(MATERIAL SUPPLIED)
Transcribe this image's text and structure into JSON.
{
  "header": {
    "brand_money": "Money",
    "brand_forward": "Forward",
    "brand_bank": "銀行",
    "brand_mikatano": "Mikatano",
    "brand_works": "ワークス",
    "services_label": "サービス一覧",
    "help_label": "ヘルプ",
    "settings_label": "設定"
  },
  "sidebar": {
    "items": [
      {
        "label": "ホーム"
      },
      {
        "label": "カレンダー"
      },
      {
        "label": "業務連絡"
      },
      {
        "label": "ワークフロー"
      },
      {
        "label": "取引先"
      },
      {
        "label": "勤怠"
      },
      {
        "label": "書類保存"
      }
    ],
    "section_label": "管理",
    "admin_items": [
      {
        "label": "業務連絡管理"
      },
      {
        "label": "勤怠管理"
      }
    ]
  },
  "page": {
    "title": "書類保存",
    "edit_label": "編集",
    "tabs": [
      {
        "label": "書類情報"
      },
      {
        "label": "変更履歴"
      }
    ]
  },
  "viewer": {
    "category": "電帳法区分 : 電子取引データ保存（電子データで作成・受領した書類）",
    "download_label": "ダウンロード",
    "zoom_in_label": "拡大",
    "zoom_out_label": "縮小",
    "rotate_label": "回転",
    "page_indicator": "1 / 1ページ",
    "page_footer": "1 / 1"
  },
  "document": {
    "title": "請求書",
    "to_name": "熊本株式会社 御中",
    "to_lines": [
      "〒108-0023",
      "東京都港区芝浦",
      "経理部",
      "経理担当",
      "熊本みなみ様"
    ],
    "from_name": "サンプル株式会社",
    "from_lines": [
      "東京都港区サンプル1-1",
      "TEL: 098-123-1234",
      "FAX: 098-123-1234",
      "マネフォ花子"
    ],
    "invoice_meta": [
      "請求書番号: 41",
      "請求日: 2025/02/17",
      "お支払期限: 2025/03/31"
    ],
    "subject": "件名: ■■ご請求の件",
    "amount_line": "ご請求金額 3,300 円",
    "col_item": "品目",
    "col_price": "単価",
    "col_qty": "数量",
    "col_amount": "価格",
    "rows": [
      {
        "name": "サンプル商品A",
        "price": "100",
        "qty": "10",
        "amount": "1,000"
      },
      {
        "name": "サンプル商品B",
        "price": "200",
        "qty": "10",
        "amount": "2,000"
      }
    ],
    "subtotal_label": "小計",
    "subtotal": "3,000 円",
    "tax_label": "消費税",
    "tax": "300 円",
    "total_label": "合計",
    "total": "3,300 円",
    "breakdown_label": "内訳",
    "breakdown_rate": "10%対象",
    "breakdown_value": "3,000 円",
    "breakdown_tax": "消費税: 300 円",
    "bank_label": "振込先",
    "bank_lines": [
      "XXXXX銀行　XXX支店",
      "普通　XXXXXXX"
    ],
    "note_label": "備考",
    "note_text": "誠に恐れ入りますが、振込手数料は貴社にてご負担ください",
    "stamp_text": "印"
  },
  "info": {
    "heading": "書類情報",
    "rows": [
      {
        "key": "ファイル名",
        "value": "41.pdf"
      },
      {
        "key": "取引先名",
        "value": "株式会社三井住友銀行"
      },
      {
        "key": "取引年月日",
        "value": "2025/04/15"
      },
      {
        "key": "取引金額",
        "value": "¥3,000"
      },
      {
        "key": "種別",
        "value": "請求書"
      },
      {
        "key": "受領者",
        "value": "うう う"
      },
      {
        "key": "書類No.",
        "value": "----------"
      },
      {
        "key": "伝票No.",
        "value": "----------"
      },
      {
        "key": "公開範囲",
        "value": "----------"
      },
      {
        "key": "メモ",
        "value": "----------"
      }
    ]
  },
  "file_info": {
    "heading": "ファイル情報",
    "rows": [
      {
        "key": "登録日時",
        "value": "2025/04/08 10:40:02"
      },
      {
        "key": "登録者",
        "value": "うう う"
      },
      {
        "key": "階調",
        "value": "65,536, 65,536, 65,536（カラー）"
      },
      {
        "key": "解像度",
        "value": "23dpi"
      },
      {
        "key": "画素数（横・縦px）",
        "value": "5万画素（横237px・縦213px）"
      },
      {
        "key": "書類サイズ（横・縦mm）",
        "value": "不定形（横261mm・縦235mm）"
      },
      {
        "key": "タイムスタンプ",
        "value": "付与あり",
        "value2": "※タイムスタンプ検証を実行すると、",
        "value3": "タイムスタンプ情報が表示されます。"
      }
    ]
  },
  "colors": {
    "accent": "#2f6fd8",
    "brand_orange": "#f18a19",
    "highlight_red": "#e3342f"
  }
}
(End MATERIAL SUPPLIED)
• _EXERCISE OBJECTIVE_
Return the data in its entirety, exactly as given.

• _REPLY_
Transcribe this image's text and structure into JSON.
{
  "header": {
    "brand_money": "Money",
    "brand_forward": "Forward",
    "brand_bank": "銀行",
    "brand_mikatano": "Mikatano",
    "brand_works": "ワークス",
    "services_label": "サービス一覧",
    "help_label": "ヘルプ",
    "settings_label": "設定"
  },
  "sidebar": {
    "items": [
      {
        "label": "ホーム"
      },
      {
        "label": "カレンダー"
      },
      {
        "label": "業務連絡"
      },
      {
        "label": "ワークフロー"
      },
      {
        "label": "取引先"
      },
      {
        "label": "勤怠"
      },
      {
        "label": "書類保存"
      }
    ],
    "section_label": "管理",
    "admin_items": [
      {
        "label": "業務連絡管理"
      },
      {
        "label": "勤怠管理"
      }
    ]
  },
  "page": {
    "title": "書類保存",
    "edit_label": "編集",
    "tabs": [
      {
        "label": "書類情報"
      },
      {
        "label": "変更履歴"
      }
    ]
  },
  "viewer": {
    "category": "電帳法区分 : 電子取引データ保存（電子データで作成・受領した書類）",
    "download_label": "ダウンロード",
    "zoom_in_label": "拡大",
    "zoom_out_label": "縮小",
    "rotate_label": "回転",
    "page_indicator": "1 / 1ページ",
    "page_footer": "1 / 1"
  },
  "document": {
    "title": "請求書",
    "to_name": "熊本株式会社 御中",
    "to_lines": [
      "〒108-0023",
      "東京都港区芝浦",
      "経理部",
      "経理担当",
      "熊本みなみ様"
    ],
    "from_name": "サンプル株式会社",
    "from_lines": [
      "東京都港区サンプル1-1",
      "TEL: 098-123-1234",
      "FAX: 098-123-1234",
      "マネフォ花子"
    ],
    "invoice_meta": [
      "請求書番号: 41",
      "請求日: 2025/02/17",
      "お支払期限: 2025/03/31"
    ],
    "subject": "件名: ■■ご請求の件",
    "amount_line": "ご請求金額 3,300 円",
    "col_item": "品目",
    "col_price": "単価",
    "col_qty": "数量",
    "col_amount": "価格",
    "rows": [
      {
        "name": "サンプル商品A",
        "price": "100",
        "qty": "10",
        "amount": "1,000"
      },
      {
        "name": "サンプル商品B",
        "price": "200",
        "qty": "10",
        "amount": "2,000"
      }
    ],
    "subtotal_label": "小計",
    "subtotal": "3,000 円",
    "tax_label": "消費税",
    "tax": "300 円",
    "total_label": "合計",
    "total": "3,300 円",
    "breakdown_label": "内訳",
    "breakdown_rate": "10%対象",
    "breakdown_value": "3,000 円",
    "breakdown_tax": "消費税: 300 円",
    "bank_label": "振込先",
    "bank_lines": [
      "XXXXX銀行　XXX支店",
      "普通　XXXXXXX"
    ],
    "note_label": "備考",
    "note_text": "誠に恐れ入りますが、振込手数料は貴社にてご負担ください",
    "stamp_text": "印"
  },
  "info": {
    "heading": "書類情報",
    "rows": [
      {
        "key": "ファイル名",
        "value": "41.pdf"
      },
      {
        "key": "取引先名",
        "value": "株式会社三井住友銀行"
      },
      {
        "key": "取引年月日",
        "value": "2025/04/15"
      },
      {
        "key": "取引金額",
        "value": "¥3,000"
      },
      {
        "key": "種別",
        "value": "請求書"
      },
      {
        "key": "受領者",
        "value": "うう う"
      },
      {
        "key": "書類No.",
        "value": "----------"
      },
      {
        "key": "伝票No.",
        "value": "----------"
      },
      {
        "key": "公開範囲",
        "value": "----------"
      },
      {
        "key": "メモ",
        "value": "----------"
      }
    ]
  },
  "file_info": {
    "heading": "ファイル情報",
    "rows": [
      {
        "key": "登録日時",
        "value": "2025/04/08 10:40:02"
      },
      {
        "key": "登録者",
        "value": "うう う"
      },
      {
        "key": "階調",
        "value": "65,536, 65,536, 65,536（カラー）"
      },
      {
        "key": "解像度",
        "value": "23dpi"
      },
      {
        "key": "画素数（横・縦px）",
        "value": "5万画素（横237px・縦213px）"
      },
      {
        "key": "書類サイズ（横・縦mm）",
        "value": "不定形（横261mm・縦235mm）"
      },
      {
        "key": "タイムスタンプ",
        "value": "付与あり",
        "value2": "※タイムスタンプ検証を実行すると、",
        "value3": "タイムスタンプ情報が表示されます。"
      }
    ]
  },
  "colors": {
    "accent": "#2f6fd8",
    "brand_orange": "#f18a19",
    "highlight_red": "#e3342f"
  }
}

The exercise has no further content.